Unless we understand how the government works, we will never be able to play a full and active part in society. We will always be on the receiving end of other people’s wisdom, rather than being in a position to advance our own agenda.
The study of politics takes in grand issues of government and of justice, but also takes you behind these formal facades and seeks to understand the crucial questions of where power lies and helps you to understand ‘who gets what, how and why’.
We will give you the opportunity to gain a critical understanding of political process and institutions, focusing particularly on the government and politics of the UK and USA, as well as key political ideas that influence global political movements.
We encourage you to get involved in campus politics too, from student-led debates to joining the Student Union. This will all help to develop your skills to help you build towards moving onto university and your future career.
The Russell Group Universities regard Politics A Level as one of the key challenging subjects that allow entry to the most prestigious courses at undergraduate level. It is seen as a traditional academic subject providing evidence of a student’s ability to produce detailed written arguments, reaching valid judgements based on strong analysis of supporting evidence. As a result, it is a subject that will help with almost all degrees and it is considered particularly useful for any humanities subject, Modern Foreign Languages & Law.
At least two 5s and three 4s at GCSE, including at least a 4 in English Language.
Economics, English Literature, English Language, Modern Foreign Languages, Geography, History, Law, Philosophy, Psychology, Religious Studies and Sociology.

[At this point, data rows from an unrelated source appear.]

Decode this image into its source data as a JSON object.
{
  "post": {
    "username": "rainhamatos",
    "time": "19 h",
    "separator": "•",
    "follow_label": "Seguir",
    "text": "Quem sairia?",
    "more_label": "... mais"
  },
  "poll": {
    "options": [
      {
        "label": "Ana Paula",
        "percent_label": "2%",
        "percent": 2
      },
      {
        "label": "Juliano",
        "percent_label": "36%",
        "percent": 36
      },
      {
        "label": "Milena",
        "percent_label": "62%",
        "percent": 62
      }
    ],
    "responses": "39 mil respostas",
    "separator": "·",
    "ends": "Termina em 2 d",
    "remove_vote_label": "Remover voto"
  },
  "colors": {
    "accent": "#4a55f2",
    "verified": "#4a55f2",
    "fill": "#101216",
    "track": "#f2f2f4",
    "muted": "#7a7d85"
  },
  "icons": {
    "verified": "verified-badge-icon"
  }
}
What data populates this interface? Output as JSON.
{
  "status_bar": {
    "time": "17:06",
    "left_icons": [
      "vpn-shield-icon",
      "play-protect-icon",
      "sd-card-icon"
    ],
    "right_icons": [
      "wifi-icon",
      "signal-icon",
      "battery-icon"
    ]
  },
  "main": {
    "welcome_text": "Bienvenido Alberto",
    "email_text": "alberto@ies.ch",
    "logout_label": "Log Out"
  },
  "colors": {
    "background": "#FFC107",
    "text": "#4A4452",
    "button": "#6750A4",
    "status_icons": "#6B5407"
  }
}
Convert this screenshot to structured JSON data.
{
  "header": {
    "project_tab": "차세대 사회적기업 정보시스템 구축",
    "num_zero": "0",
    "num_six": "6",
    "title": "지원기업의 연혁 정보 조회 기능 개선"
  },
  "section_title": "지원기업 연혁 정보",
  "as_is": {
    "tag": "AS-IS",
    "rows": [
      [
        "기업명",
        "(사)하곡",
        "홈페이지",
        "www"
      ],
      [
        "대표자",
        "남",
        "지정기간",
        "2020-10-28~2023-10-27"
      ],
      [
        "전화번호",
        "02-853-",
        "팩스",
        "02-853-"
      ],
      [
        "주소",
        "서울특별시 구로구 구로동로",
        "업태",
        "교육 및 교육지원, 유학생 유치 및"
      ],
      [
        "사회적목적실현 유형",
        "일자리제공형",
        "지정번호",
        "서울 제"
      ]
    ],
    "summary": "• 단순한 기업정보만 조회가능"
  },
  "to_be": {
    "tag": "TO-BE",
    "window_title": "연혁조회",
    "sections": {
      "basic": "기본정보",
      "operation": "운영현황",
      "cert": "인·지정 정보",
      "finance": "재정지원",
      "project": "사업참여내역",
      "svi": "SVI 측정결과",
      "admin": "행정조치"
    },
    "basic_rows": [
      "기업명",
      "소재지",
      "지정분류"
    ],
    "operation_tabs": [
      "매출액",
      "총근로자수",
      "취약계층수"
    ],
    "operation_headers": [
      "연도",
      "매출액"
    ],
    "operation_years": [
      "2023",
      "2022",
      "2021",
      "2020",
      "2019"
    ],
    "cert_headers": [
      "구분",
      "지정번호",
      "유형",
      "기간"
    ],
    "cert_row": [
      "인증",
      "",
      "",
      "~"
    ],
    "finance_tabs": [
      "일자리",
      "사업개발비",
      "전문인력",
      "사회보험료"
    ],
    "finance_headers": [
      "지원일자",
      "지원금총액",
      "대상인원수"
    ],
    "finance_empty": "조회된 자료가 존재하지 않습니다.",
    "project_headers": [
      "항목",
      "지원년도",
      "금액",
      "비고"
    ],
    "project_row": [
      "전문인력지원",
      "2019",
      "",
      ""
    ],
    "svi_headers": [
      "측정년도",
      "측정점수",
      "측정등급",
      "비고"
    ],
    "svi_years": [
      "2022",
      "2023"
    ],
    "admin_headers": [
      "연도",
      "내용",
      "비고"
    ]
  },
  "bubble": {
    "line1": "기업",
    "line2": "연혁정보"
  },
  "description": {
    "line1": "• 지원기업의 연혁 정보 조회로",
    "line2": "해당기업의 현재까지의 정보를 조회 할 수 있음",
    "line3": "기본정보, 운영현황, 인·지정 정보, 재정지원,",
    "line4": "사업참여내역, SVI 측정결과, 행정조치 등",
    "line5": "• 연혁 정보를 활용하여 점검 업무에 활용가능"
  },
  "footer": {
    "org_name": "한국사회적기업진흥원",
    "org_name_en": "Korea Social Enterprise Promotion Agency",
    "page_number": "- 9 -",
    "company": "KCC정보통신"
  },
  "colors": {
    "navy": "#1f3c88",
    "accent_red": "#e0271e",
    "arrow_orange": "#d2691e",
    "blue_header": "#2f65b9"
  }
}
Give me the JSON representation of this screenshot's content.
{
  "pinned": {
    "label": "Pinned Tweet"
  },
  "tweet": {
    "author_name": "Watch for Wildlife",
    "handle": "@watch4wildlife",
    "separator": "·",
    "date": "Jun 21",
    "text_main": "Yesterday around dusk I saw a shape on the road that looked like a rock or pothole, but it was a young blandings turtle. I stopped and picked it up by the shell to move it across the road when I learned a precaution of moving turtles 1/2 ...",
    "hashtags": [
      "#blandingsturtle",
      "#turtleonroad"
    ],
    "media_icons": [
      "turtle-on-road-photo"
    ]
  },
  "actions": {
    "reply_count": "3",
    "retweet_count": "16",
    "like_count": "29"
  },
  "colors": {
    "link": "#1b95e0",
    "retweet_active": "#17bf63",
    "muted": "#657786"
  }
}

The two red lines on the floor of the Commons are designed to be two sword-lengths apart. MPs are prohibited from crossing the lines to prevent physical fights.